• Dataset rows for apps and sites:
******

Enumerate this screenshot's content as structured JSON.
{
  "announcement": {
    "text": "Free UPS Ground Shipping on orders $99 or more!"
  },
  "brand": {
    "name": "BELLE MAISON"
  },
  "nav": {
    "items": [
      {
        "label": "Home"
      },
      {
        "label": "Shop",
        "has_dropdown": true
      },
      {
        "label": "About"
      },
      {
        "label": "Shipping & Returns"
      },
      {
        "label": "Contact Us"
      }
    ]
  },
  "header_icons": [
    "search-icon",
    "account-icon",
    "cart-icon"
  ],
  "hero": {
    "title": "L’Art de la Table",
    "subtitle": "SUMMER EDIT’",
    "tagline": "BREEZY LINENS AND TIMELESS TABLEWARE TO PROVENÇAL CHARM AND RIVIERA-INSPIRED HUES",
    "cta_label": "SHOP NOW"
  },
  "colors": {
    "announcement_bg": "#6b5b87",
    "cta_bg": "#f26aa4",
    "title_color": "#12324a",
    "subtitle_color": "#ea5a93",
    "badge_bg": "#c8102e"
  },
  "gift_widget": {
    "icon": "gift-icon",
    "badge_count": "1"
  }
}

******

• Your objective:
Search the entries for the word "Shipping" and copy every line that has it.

• Solution to the exercise:
    "text": "Free UPS Ground Shipping on orders $99 or more!"
        "label": "Shipping & Returns"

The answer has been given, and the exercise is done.